Task item
Lines in the data below that contain the word "time" are to be copied.

◇ ◇ ◇ ◇ ◇ ◇ ◇

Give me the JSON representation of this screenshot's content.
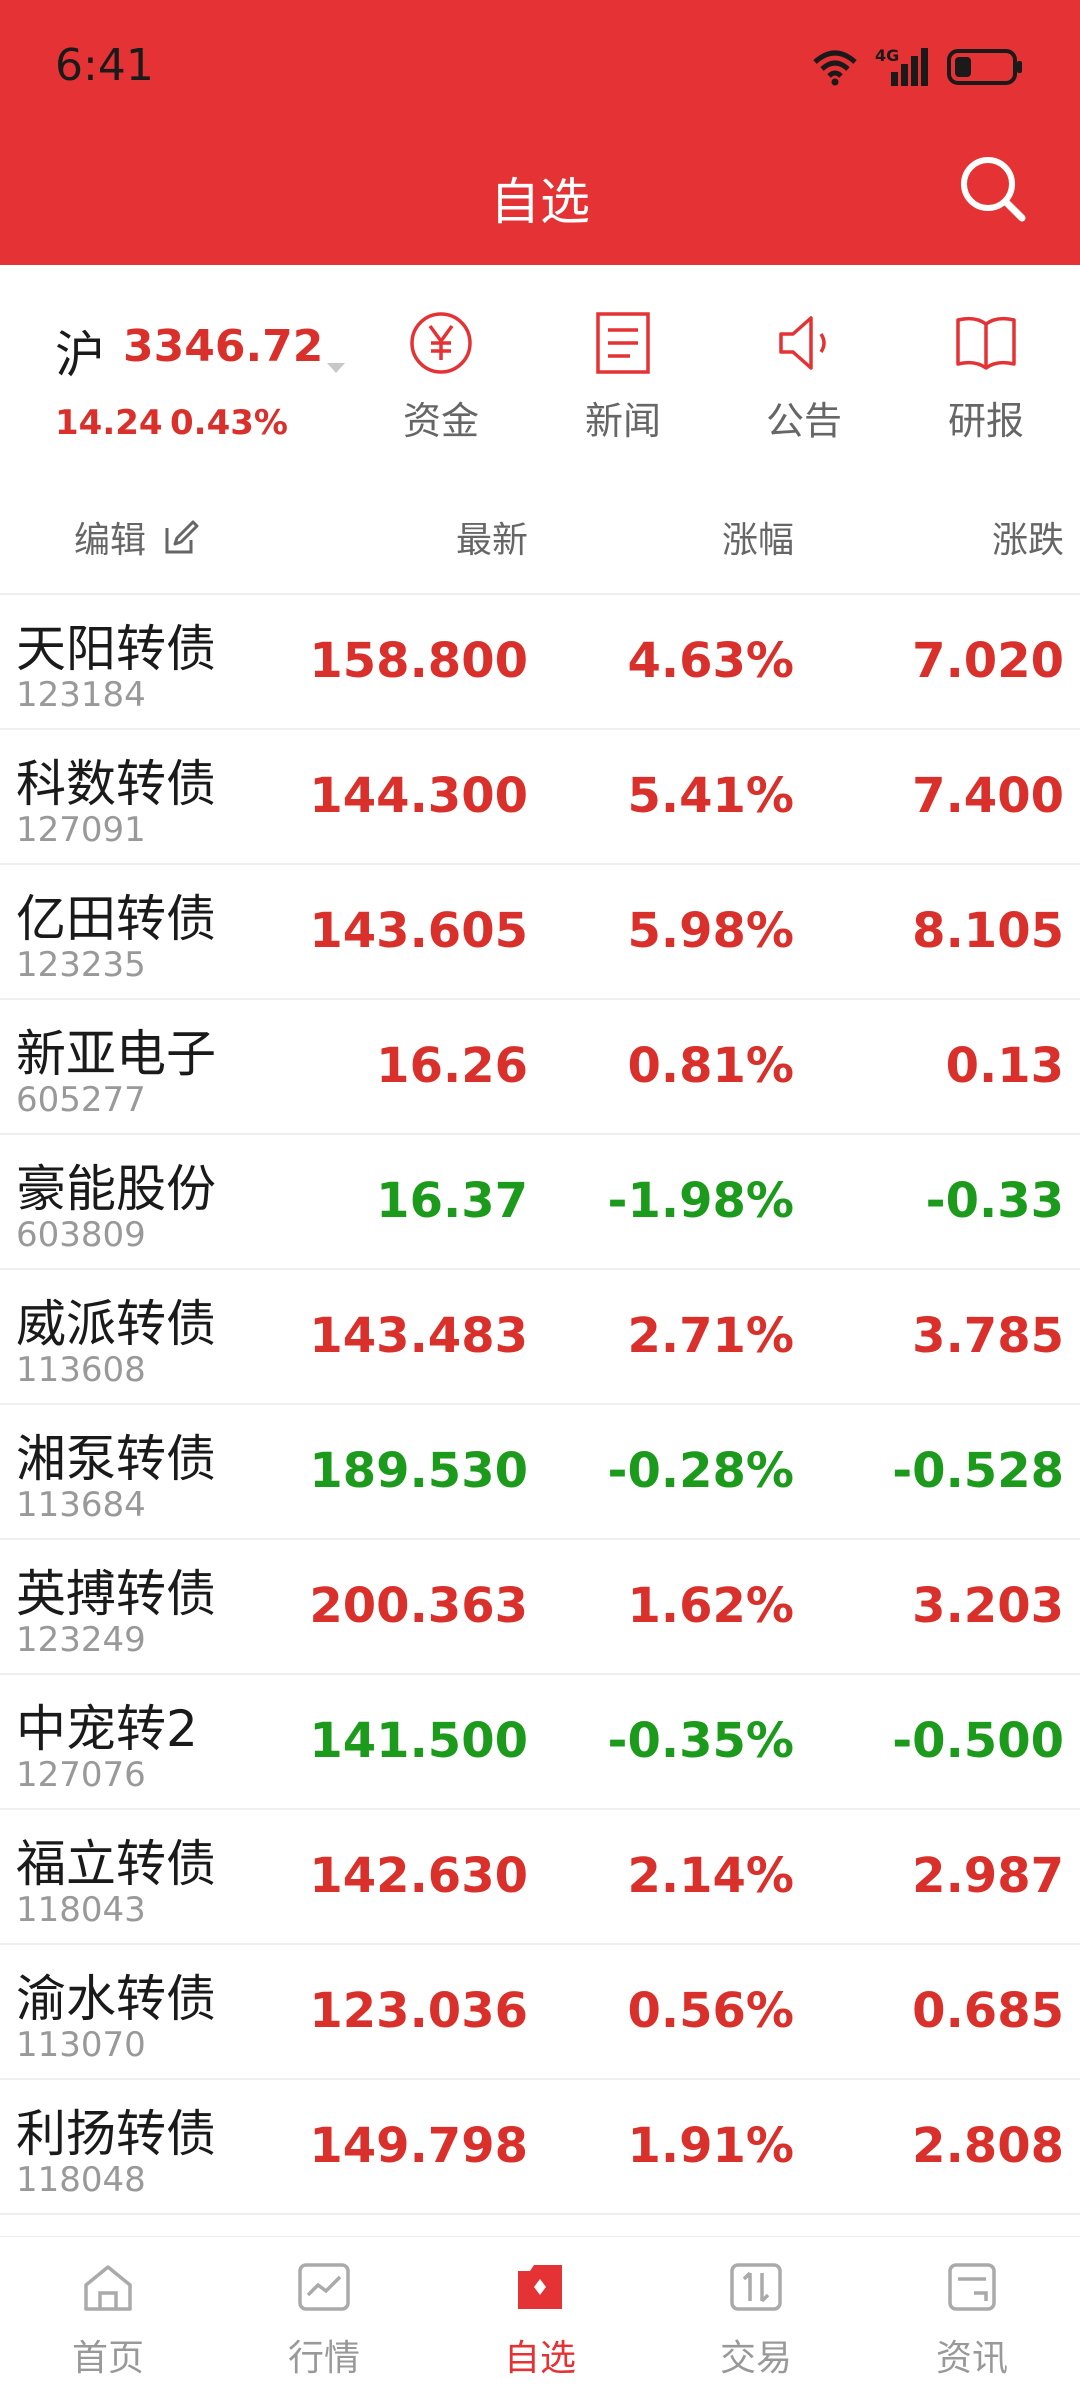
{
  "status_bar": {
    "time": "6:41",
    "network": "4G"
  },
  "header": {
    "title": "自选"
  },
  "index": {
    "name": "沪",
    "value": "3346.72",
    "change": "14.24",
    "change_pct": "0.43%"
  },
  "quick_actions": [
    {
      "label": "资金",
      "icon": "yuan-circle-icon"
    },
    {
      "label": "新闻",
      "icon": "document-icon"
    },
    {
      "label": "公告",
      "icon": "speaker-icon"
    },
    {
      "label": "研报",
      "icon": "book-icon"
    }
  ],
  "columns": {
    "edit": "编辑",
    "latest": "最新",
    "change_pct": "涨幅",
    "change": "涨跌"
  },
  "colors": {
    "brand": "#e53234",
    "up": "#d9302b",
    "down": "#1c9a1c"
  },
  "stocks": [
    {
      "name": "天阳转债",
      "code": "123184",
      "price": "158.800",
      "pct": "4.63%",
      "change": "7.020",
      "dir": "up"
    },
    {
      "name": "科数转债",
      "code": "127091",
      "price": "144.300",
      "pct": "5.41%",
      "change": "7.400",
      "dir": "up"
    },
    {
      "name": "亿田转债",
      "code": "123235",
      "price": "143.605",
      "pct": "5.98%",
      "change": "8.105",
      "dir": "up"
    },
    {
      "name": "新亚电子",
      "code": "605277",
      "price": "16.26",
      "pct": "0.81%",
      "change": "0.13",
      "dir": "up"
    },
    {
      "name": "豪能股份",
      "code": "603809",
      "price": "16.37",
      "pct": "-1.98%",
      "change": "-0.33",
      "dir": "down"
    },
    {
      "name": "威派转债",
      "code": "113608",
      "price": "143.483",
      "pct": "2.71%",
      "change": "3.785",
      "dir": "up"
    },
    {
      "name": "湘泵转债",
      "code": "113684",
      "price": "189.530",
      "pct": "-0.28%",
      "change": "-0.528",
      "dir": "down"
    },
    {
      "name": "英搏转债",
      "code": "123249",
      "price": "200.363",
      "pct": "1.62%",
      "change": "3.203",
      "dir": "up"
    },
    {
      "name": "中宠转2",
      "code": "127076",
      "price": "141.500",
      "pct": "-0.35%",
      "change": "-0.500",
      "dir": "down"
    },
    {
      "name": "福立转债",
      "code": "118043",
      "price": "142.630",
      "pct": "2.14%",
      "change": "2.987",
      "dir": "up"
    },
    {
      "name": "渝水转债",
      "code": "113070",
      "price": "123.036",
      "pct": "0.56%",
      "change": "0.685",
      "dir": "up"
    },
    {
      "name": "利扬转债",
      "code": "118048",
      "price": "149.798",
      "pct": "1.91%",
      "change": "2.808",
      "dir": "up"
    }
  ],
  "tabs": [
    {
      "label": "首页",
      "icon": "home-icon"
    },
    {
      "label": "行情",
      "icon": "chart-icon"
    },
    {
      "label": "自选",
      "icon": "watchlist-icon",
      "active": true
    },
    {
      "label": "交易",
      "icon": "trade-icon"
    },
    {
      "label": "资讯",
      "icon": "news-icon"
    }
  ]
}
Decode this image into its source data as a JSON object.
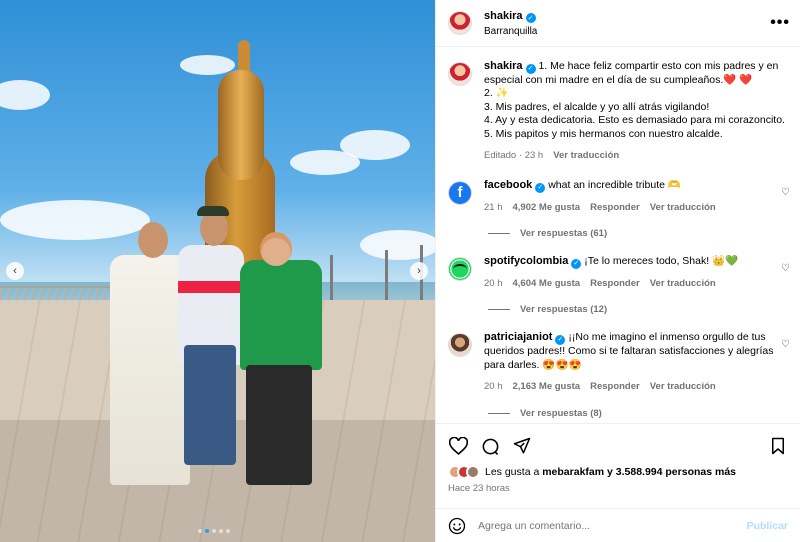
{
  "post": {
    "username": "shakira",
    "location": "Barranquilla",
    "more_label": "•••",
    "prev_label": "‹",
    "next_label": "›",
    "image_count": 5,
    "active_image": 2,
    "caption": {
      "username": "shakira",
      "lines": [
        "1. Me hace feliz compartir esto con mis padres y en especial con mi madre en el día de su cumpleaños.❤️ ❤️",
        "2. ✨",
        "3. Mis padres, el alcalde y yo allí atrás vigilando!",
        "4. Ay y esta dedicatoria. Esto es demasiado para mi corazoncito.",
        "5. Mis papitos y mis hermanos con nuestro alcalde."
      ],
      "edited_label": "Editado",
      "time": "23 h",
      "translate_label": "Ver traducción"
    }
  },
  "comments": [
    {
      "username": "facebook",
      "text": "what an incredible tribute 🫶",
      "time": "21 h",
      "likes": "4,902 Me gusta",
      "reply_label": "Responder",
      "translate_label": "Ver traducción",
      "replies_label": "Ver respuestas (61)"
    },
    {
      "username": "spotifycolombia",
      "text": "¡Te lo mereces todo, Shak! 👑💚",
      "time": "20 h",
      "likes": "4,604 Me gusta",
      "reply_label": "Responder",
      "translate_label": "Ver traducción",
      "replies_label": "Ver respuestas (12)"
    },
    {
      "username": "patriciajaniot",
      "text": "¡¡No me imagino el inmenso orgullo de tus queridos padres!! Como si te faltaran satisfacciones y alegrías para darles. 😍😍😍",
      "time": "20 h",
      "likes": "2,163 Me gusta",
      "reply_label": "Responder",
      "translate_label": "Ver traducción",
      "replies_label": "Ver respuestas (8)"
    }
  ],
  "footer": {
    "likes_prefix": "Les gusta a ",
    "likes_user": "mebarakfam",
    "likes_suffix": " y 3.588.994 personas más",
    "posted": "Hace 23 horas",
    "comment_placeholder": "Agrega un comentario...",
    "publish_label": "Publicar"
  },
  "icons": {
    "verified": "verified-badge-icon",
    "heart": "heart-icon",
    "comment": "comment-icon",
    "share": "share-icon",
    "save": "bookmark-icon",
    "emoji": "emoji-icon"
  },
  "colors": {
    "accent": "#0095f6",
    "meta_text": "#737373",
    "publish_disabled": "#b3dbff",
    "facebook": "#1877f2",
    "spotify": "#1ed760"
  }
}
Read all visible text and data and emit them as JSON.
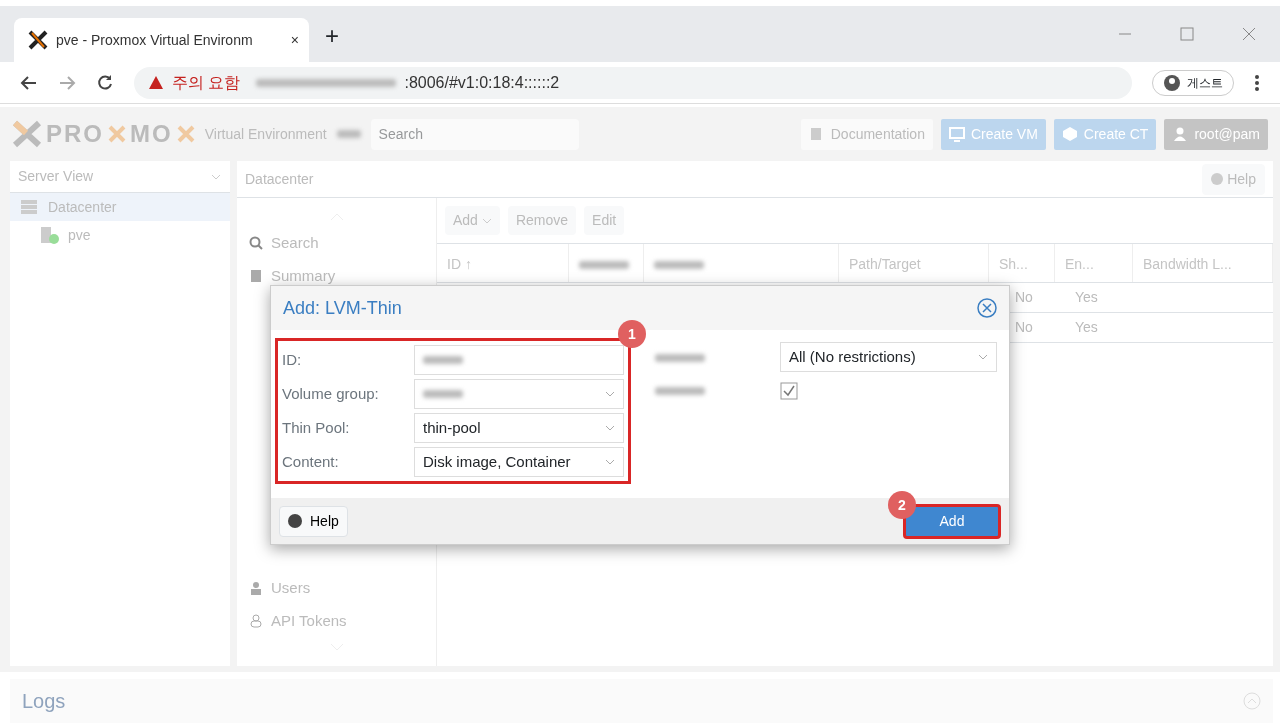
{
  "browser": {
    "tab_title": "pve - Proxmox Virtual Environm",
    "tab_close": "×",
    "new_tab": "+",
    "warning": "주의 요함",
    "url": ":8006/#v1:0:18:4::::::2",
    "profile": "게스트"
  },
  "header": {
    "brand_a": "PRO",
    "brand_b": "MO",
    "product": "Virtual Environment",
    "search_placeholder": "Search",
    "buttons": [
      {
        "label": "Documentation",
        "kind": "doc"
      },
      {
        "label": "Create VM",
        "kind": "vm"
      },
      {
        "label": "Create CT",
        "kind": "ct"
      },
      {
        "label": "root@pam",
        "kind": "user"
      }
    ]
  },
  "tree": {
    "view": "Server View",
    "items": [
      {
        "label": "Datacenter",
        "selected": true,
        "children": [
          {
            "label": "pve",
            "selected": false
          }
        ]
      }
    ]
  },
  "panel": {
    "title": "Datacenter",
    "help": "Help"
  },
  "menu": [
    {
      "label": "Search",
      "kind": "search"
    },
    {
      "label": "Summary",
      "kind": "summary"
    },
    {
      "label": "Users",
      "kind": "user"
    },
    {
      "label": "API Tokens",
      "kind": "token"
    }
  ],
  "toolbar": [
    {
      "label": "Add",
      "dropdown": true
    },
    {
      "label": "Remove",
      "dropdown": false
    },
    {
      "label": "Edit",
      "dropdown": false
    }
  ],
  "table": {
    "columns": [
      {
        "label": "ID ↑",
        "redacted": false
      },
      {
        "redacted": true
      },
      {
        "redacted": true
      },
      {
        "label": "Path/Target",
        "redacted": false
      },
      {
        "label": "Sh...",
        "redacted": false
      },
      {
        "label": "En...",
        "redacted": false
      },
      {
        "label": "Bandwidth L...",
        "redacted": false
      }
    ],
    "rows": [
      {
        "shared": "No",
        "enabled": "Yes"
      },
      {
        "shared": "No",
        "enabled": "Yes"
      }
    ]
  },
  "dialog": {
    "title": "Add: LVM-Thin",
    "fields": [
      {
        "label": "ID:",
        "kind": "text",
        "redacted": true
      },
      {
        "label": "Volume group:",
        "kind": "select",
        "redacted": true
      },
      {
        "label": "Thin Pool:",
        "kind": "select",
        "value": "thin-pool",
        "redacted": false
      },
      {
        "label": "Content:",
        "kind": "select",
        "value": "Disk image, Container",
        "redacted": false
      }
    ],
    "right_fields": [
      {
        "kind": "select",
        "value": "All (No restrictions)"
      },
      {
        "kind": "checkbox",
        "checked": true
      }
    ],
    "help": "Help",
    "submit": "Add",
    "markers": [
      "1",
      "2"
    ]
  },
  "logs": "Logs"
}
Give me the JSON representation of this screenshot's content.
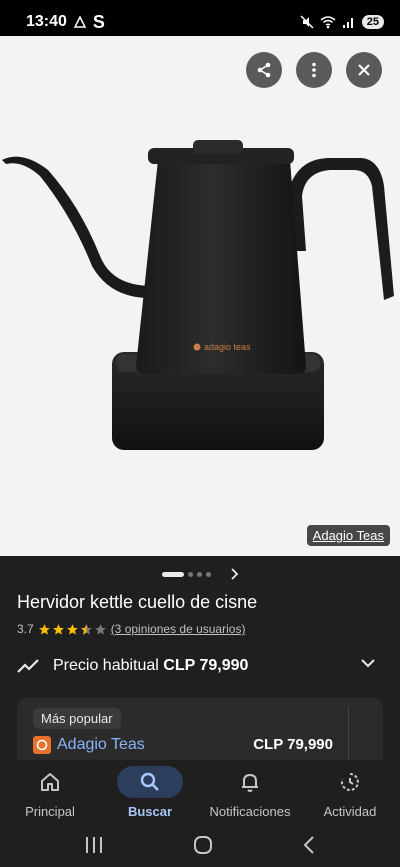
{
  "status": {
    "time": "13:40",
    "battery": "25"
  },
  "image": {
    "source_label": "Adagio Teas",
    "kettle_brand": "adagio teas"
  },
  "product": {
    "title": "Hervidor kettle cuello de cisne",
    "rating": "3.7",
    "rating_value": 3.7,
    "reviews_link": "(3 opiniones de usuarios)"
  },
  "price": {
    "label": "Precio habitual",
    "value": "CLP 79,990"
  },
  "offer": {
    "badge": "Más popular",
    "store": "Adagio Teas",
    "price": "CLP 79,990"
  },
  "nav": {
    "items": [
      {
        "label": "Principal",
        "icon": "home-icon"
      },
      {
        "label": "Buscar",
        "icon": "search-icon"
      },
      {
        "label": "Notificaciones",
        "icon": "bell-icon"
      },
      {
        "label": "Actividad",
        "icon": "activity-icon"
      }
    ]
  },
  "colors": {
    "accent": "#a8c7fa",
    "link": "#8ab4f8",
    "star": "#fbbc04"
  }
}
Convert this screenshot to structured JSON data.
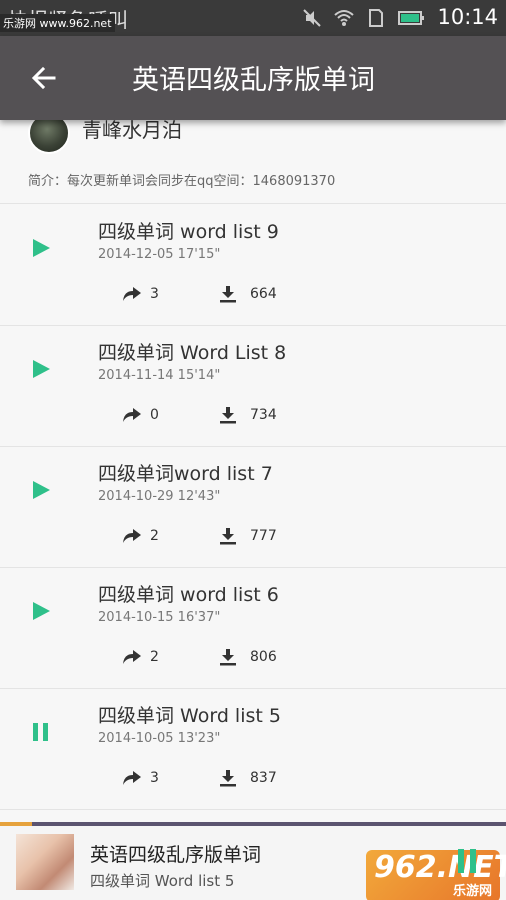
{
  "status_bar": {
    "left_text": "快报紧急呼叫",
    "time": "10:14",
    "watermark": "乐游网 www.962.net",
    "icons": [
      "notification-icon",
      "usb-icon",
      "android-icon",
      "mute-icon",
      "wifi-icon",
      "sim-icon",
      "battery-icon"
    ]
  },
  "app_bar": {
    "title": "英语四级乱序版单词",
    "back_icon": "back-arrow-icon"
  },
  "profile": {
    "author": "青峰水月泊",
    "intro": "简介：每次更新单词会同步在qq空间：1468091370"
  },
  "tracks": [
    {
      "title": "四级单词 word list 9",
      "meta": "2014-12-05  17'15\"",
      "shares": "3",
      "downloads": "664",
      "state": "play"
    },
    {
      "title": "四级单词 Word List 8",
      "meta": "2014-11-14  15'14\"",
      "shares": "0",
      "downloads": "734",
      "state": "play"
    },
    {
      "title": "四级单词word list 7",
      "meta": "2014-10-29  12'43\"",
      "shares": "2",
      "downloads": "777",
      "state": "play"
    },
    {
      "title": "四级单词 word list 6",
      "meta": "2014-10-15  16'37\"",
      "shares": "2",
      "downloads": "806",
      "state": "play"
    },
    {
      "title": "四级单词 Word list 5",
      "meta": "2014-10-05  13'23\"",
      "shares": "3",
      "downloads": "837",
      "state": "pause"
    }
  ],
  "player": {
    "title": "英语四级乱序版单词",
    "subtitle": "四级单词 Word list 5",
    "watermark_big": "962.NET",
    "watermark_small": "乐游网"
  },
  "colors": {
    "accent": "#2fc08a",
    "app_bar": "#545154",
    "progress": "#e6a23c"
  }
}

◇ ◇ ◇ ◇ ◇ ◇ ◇

Answer section
    "time": "6:41",
      "time": "23 h",
      "time": "21 h",
      "time": "20 h",
      "time": "20 h",
    "time": "13:40",
    "time": "10:14",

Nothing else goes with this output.